### ASSIGNMENT:
Could you reproduce every entry that follows, exactly as shown?

### Entries from a dataset of interfaces:
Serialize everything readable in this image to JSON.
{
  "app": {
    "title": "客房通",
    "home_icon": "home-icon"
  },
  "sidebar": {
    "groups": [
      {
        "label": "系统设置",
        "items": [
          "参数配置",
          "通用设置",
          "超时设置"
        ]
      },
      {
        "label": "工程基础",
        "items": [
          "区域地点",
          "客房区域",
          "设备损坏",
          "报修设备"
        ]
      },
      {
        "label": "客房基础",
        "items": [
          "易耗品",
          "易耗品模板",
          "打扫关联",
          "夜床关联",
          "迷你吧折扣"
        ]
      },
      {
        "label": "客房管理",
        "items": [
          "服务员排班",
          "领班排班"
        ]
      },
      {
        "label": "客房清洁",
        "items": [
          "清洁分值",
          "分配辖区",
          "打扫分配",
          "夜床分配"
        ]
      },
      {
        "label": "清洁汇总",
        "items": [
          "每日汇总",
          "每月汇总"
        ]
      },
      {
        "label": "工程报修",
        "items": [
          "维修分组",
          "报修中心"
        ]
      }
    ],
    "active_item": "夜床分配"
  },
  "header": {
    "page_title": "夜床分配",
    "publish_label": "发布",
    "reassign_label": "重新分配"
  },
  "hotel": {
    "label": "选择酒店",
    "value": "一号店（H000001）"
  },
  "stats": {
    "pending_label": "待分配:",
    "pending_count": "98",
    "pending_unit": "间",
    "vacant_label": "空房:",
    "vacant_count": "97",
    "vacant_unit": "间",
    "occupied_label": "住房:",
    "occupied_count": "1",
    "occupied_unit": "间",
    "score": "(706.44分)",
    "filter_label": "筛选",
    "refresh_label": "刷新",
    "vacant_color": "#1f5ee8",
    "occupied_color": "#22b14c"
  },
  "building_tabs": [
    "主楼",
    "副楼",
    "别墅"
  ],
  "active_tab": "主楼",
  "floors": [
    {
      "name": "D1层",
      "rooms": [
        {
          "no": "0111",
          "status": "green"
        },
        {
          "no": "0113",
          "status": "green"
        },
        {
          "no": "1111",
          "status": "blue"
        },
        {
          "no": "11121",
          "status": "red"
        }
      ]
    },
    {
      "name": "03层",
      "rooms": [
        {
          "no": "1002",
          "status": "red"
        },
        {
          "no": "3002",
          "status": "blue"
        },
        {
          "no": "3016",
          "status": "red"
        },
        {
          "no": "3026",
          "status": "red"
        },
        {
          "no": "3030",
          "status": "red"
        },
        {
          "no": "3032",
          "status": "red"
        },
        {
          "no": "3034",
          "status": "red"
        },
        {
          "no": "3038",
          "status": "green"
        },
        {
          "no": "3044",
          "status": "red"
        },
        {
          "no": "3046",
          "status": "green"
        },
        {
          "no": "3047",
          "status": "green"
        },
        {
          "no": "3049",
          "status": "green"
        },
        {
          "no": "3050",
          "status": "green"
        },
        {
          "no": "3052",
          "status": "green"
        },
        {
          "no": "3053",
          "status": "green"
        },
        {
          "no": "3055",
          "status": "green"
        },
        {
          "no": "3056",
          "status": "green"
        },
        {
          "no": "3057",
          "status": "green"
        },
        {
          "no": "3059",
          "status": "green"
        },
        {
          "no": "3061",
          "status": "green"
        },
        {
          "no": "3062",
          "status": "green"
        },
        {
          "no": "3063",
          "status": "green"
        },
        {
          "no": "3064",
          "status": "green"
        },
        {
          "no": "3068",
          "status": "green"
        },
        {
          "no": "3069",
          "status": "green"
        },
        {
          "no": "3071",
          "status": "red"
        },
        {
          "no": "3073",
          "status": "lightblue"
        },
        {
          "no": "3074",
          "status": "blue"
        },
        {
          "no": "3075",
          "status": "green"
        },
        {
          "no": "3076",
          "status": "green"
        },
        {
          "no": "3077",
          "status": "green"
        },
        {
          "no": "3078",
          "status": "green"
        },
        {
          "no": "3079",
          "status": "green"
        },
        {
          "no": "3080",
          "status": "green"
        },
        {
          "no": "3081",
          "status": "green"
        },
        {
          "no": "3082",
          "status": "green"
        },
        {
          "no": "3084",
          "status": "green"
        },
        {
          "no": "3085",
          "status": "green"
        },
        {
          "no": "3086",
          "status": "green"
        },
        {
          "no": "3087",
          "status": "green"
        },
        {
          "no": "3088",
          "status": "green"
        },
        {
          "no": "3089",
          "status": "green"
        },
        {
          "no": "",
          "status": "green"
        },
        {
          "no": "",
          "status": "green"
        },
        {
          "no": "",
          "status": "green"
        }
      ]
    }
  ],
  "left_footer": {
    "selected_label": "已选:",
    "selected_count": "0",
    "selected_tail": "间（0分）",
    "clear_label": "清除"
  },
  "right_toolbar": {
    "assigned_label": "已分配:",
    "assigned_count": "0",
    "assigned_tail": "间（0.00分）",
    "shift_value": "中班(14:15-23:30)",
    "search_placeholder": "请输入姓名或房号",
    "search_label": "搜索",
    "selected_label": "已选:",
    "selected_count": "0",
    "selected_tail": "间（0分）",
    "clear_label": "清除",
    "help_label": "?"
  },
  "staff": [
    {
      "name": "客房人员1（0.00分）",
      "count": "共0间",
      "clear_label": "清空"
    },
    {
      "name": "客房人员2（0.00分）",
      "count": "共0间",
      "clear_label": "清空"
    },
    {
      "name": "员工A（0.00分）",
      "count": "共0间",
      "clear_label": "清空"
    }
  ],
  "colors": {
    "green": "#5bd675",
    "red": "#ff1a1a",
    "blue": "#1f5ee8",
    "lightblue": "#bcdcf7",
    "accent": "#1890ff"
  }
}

### RESULT:
Serialize everything readable in this image to JSON.
{
  "app": {
    "title": "客房通",
    "home_icon": "home-icon"
  },
  "sidebar": {
    "groups": [
      {
        "label": "系统设置",
        "items": [
          "参数配置",
          "通用设置",
          "超时设置"
        ]
      },
      {
        "label": "工程基础",
        "items": [
          "区域地点",
          "客房区域",
          "设备损坏",
          "报修设备"
        ]
      },
      {
        "label": "客房基础",
        "items": [
          "易耗品",
          "易耗品模板",
          "打扫关联",
          "夜床关联",
          "迷你吧折扣"
        ]
      },
      {
        "label": "客房管理",
        "items": [
          "服务员排班",
          "领班排班"
        ]
      },
      {
        "label": "客房清洁",
        "items": [
          "清洁分值",
          "分配辖区",
          "打扫分配",
          "夜床分配"
        ]
      },
      {
        "label": "清洁汇总",
        "items": [
          "每日汇总",
          "每月汇总"
        ]
      },
      {
        "label": "工程报修",
        "items": [
          "维修分组",
          "报修中心"
        ]
      }
    ],
    "active_item": "夜床分配"
  },
  "header": {
    "page_title": "夜床分配",
    "publish_label": "发布",
    "reassign_label": "重新分配"
  },
  "hotel": {
    "label": "选择酒店",
    "value": "一号店（H000001）"
  },
  "stats": {
    "pending_label": "待分配:",
    "pending_count": "98",
    "pending_unit": "间",
    "vacant_label": "空房:",
    "vacant_count": "97",
    "vacant_unit": "间",
    "occupied_label": "住房:",
    "occupied_count": "1",
    "occupied_unit": "间",
    "score": "(706.44分)",
    "filter_label": "筛选",
    "refresh_label": "刷新",
    "vacant_color": "#1f5ee8",
    "occupied_color": "#22b14c"
  },
  "building_tabs": [
    "主楼",
    "副楼",
    "别墅"
  ],
  "active_tab": "主楼",
  "floors": [
    {
      "name": "D1层",
      "rooms": [
        {
          "no": "0111",
          "status": "green"
        },
        {
          "no": "0113",
          "status": "green"
        },
        {
          "no": "1111",
          "status": "blue"
        },
        {
          "no": "11121",
          "status": "red"
        }
      ]
    },
    {
      "name": "03层",
      "rooms": [
        {
          "no": "1002",
          "status": "red"
        },
        {
          "no": "3002",
          "status": "blue"
        },
        {
          "no": "3016",
          "status": "red"
        },
        {
          "no": "3026",
          "status": "red"
        },
        {
          "no": "3030",
          "status": "red"
        },
        {
          "no": "3032",
          "status": "red"
        },
        {
          "no": "3034",
          "status": "red"
        },
        {
          "no": "3038",
          "status": "green"
        },
        {
          "no": "3044",
          "status": "red"
        },
        {
          "no": "3046",
          "status": "green"
        },
        {
          "no": "3047",
          "status": "green"
        },
        {
          "no": "3049",
          "status": "green"
        },
        {
          "no": "3050",
          "status": "green"
        },
        {
          "no": "3052",
          "status": "green"
        },
        {
          "no": "3053",
          "status": "green"
        },
        {
          "no": "3055",
          "status": "green"
        },
        {
          "no": "3056",
          "status": "green"
        },
        {
          "no": "3057",
          "status": "green"
        },
        {
          "no": "3059",
          "status": "green"
        },
        {
          "no": "3061",
          "status": "green"
        },
        {
          "no": "3062",
          "status": "green"
        },
        {
          "no": "3063",
          "status": "green"
        },
        {
          "no": "3064",
          "status": "green"
        },
        {
          "no": "3068",
          "status": "green"
        },
        {
          "no": "3069",
          "status": "green"
        },
        {
          "no": "3071",
          "status": "red"
        },
        {
          "no": "3073",
          "status": "lightblue"
        },
        {
          "no": "3074",
          "status": "blue"
        },
        {
          "no": "3075",
          "status": "green"
        },
        {
          "no": "3076",
          "status": "green"
        },
        {
          "no": "3077",
          "status": "green"
        },
        {
          "no": "3078",
          "status": "green"
        },
        {
          "no": "3079",
          "status": "green"
        },
        {
          "no": "3080",
          "status": "green"
        },
        {
          "no": "3081",
          "status": "green"
        },
        {
          "no": "3082",
          "status": "green"
        },
        {
          "no": "3084",
          "status": "green"
        },
        {
          "no": "3085",
          "status": "green"
        },
        {
          "no": "3086",
          "status": "green"
        },
        {
          "no": "3087",
          "status": "green"
        },
        {
          "no": "3088",
          "status": "green"
        },
        {
          "no": "3089",
          "status": "green"
        },
        {
          "no": "",
          "status": "green"
        },
        {
          "no": "",
          "status": "green"
        },
        {
          "no": "",
          "status": "green"
        }
      ]
    }
  ],
  "left_footer": {
    "selected_label": "已选:",
    "selected_count": "0",
    "selected_tail": "间（0分）",
    "clear_label": "清除"
  },
  "right_toolbar": {
    "assigned_label": "已分配:",
    "assigned_count": "0",
    "assigned_tail": "间（0.00分）",
    "shift_value": "中班(14:15-23:30)",
    "search_placeholder": "请输入姓名或房号",
    "search_label": "搜索",
    "selected_label": "已选:",
    "selected_count": "0",
    "selected_tail": "间（0分）",
    "clear_label": "清除",
    "help_label": "?"
  },
  "staff": [
    {
      "name": "客房人员1（0.00分）",
      "count": "共0间",
      "clear_label": "清空"
    },
    {
      "name": "客房人员2（0.00分）",
      "count": "共0间",
      "clear_label": "清空"
    },
    {
      "name": "员工A（0.00分）",
      "count": "共0间",
      "clear_label": "清空"
    }
  ],
  "colors": {
    "green": "#5bd675",
    "red": "#ff1a1a",
    "blue": "#1f5ee8",
    "lightblue": "#bcdcf7",
    "accent": "#1890ff"
  }
}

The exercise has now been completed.